That’s the largest amount in the 60 years the organization has been tracking charitable activity. The prior record was $355.17 billion in 2007, on the eve of the U.S. financial crisis and Great Recession.
Last year’s total is an increase of 7 percent from 2013, when charitable giving hit $339.94 billion.
“Individual giving is affected by available disposable income at the household level, wealth and growth in the S&P 500,” said W. Keith Curtis, chair of the foundation and president of the nonprofit consulting firm The Curtis Group. “All three increased last year as did the amount people spent in general – not just on charitable donations.”
Where are Americans most likely to donate their money? The report covers charitable donations based on nine categories: Religion, education, human services, health, arts and humanities, environment, public-society benefit, foundations and international affairs. Religious institutions raked in $114.9 billion, breaking a record.
“While circumstances vary from organization to organization, it appears that the nonprofit sector overall can at last focus on expanding giving rather than regaining lost ground,” said Amir Pasic, dean of the Lilly Family School of Philanthropy at Indiana University, in a statement.
USA Giving provides the following breakdown of giving:
- $258.51 billion from individuals, up 5.7 percent from 2013
- $53.97 billion from foundations, up 8.2 percent from 2013

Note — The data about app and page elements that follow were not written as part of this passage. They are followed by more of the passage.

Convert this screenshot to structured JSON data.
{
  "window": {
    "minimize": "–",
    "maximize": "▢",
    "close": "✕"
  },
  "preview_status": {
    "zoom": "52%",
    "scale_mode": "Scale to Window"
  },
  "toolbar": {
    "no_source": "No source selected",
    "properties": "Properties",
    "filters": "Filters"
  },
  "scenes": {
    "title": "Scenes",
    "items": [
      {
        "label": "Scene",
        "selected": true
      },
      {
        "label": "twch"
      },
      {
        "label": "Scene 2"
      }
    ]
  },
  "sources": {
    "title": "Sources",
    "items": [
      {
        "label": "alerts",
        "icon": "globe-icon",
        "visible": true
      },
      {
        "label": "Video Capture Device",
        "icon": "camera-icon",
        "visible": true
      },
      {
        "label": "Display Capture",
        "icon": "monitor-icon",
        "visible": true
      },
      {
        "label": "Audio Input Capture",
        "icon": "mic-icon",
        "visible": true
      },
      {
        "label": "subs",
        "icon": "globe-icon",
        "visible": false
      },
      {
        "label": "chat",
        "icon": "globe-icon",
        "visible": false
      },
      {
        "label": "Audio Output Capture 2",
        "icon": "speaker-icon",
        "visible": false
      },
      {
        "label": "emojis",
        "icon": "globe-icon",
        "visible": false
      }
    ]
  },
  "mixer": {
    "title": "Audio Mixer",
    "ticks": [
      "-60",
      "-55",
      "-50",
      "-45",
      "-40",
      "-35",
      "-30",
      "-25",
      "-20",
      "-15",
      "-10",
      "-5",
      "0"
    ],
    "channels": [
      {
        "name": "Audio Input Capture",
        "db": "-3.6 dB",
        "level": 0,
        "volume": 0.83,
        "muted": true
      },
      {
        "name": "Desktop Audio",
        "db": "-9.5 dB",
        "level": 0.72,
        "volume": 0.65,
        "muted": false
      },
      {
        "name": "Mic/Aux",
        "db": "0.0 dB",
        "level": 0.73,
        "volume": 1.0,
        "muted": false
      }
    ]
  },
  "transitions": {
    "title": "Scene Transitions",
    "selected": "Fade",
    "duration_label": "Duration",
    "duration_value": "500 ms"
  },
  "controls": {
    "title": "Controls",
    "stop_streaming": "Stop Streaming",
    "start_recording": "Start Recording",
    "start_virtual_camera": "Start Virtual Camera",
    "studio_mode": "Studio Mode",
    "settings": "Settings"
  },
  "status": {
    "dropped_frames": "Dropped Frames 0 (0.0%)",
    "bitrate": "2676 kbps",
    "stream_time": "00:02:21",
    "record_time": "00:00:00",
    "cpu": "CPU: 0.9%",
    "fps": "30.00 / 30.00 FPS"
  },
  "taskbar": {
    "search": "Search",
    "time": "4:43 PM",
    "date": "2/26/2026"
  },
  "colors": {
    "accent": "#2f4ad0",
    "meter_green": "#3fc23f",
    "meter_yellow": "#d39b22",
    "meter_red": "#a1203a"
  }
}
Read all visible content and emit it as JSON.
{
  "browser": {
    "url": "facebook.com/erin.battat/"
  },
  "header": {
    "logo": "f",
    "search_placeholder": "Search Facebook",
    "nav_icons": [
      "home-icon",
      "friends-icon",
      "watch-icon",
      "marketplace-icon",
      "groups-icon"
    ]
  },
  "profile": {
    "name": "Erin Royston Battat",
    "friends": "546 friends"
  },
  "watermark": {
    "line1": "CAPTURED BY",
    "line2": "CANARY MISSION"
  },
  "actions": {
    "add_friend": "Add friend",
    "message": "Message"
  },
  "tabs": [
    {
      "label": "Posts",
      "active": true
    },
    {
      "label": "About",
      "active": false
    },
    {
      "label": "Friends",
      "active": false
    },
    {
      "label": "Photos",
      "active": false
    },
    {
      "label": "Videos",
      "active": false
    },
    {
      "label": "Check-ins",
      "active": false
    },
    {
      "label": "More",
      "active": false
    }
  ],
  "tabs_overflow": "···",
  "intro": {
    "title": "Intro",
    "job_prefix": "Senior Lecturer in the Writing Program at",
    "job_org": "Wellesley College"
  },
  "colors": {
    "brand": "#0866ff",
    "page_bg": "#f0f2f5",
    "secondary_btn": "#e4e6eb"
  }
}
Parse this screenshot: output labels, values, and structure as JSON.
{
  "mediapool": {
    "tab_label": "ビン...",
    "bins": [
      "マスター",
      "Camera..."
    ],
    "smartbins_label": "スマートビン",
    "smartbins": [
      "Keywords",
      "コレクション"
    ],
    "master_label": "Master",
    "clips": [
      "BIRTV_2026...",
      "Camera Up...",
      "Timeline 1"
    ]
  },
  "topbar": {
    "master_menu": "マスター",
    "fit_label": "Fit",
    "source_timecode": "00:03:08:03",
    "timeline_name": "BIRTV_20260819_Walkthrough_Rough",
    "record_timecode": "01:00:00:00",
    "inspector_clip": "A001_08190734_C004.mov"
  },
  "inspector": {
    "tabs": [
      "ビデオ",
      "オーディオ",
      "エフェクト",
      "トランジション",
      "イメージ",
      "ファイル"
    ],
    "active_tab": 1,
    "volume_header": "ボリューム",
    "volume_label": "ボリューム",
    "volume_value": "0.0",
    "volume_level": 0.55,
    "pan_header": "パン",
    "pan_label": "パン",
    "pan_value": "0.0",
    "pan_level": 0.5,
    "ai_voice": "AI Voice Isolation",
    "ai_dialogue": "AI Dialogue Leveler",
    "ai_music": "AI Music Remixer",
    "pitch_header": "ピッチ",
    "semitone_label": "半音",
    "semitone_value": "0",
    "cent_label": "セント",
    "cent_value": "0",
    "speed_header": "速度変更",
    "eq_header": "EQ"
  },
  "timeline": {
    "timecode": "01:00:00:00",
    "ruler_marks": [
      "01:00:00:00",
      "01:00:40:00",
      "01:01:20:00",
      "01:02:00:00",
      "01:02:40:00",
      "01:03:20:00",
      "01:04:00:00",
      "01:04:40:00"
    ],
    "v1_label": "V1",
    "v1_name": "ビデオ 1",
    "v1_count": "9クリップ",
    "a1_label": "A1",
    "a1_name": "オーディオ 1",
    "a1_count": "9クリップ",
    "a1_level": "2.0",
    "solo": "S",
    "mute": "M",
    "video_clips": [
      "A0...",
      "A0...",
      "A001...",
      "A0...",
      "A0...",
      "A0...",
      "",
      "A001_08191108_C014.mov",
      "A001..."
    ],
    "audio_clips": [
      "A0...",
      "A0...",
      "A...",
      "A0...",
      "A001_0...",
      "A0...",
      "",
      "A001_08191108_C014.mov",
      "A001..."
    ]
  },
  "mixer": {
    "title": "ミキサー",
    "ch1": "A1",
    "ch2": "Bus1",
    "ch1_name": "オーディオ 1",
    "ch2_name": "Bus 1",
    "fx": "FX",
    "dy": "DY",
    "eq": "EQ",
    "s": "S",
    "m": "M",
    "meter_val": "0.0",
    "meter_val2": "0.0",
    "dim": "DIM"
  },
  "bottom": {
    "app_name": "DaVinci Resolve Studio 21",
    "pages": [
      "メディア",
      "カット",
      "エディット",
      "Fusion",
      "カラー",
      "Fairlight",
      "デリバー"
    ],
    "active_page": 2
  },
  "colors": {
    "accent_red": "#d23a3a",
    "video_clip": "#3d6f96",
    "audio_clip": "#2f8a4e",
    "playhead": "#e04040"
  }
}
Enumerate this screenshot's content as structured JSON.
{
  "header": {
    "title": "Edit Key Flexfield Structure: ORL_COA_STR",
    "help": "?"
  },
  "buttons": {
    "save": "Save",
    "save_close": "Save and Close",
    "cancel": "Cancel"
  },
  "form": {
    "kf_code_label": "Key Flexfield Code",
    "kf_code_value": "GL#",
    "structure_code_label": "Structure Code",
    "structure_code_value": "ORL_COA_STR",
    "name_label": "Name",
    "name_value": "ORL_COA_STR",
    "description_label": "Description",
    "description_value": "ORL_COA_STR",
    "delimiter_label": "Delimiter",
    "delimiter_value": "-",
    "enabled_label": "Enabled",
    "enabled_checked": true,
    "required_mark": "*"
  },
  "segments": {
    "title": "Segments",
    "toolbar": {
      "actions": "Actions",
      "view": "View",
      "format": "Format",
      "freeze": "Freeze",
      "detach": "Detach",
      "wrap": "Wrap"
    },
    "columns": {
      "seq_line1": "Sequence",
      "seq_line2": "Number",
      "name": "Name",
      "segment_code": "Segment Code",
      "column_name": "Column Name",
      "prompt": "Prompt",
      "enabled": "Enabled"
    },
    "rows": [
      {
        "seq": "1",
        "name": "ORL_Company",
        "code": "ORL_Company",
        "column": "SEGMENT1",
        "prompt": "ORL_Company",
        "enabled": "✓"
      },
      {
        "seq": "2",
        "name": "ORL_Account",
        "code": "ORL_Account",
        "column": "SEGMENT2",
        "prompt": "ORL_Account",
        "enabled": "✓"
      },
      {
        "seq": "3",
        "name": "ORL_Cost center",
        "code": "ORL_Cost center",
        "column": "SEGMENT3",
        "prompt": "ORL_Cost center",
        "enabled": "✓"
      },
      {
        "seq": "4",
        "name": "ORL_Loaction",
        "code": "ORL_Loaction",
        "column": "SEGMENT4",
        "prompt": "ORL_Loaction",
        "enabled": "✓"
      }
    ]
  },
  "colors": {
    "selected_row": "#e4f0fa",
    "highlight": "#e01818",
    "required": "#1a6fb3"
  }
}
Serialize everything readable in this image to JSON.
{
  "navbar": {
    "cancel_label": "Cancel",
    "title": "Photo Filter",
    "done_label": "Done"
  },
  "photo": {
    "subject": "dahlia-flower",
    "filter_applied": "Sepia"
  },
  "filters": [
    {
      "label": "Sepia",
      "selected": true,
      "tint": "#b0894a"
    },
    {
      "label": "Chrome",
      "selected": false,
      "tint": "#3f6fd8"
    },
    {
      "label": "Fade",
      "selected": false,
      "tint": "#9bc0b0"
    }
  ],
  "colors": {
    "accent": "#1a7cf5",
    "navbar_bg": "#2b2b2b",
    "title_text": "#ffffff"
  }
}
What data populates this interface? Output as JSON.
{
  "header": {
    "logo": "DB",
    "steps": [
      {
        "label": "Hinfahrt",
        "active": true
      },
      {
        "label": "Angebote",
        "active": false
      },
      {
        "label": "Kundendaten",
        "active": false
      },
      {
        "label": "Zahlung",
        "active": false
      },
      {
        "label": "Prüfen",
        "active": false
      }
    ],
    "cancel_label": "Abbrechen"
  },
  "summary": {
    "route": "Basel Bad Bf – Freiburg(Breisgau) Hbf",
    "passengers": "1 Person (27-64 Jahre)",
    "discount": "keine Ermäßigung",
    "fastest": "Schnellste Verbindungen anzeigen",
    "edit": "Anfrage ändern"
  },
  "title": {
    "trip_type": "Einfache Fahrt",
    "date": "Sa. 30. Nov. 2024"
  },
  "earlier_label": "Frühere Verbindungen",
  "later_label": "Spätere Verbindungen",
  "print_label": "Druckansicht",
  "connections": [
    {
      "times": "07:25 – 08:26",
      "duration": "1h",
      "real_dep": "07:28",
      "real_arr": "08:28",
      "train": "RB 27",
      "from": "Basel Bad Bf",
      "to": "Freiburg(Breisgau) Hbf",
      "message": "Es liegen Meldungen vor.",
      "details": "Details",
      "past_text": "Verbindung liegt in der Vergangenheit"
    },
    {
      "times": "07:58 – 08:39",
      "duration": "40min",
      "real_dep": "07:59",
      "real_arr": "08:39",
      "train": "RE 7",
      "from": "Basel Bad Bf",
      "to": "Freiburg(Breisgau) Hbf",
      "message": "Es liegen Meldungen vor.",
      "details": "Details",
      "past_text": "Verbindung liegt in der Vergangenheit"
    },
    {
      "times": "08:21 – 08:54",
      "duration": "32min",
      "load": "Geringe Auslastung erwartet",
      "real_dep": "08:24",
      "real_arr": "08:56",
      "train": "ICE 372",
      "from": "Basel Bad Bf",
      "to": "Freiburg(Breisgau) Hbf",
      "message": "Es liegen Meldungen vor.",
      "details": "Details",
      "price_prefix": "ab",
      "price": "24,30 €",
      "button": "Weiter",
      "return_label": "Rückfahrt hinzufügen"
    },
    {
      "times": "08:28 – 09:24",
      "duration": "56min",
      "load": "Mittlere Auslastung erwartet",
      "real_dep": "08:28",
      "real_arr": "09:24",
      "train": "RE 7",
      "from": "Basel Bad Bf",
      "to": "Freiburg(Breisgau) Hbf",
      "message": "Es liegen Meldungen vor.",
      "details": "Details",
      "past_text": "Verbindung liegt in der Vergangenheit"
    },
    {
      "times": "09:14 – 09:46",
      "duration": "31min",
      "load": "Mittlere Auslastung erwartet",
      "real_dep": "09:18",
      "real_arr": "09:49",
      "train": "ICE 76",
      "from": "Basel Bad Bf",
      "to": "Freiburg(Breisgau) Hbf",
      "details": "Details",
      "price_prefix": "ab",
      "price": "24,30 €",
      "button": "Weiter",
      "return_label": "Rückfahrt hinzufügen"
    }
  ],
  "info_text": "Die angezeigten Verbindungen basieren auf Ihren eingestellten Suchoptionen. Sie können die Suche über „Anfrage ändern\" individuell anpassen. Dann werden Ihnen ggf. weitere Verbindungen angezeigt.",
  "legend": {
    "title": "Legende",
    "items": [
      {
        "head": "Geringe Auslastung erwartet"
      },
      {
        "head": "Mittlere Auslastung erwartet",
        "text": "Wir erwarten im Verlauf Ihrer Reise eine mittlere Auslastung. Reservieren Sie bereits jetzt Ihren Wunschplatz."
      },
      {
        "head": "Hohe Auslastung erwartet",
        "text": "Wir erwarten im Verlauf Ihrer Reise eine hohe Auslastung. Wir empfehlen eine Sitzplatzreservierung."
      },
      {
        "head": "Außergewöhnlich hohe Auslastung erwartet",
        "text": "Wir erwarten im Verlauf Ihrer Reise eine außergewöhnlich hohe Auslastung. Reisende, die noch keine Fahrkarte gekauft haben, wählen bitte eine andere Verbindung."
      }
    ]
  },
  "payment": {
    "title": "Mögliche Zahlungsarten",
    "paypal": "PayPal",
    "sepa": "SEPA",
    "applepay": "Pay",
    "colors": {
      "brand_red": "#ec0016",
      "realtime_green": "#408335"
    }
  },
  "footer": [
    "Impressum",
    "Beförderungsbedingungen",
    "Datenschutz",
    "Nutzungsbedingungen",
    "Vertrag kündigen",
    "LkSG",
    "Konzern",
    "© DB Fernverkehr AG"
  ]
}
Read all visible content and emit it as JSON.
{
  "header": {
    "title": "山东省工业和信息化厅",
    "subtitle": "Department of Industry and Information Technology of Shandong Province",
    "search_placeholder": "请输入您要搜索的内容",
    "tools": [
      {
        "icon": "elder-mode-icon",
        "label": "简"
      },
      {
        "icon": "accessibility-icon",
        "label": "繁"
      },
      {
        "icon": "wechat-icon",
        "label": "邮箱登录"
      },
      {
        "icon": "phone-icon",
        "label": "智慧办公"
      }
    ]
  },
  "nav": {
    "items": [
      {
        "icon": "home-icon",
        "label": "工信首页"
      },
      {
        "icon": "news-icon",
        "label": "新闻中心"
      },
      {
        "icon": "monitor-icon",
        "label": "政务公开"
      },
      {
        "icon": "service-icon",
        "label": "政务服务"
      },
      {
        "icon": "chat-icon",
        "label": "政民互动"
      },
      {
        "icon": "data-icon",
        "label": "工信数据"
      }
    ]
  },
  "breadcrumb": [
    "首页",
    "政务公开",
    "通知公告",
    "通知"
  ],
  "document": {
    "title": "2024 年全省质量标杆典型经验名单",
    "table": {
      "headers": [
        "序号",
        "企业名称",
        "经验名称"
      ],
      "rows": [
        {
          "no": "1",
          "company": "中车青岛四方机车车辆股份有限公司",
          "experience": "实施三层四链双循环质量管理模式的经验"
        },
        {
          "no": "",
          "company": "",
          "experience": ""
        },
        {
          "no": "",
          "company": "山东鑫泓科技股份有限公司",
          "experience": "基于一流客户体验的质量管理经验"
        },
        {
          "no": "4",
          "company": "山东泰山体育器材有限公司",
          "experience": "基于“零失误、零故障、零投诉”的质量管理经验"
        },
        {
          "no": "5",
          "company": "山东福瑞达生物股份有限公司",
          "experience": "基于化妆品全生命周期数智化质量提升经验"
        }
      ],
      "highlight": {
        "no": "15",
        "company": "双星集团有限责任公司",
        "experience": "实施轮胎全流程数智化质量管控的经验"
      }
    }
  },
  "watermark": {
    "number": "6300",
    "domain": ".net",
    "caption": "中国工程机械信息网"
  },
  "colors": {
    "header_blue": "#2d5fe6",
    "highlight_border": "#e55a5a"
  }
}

- $28.13 billion from bequests, up 15.5 percent from 2013
- $17.77 billion from corporations, up 13.7 percent from 2013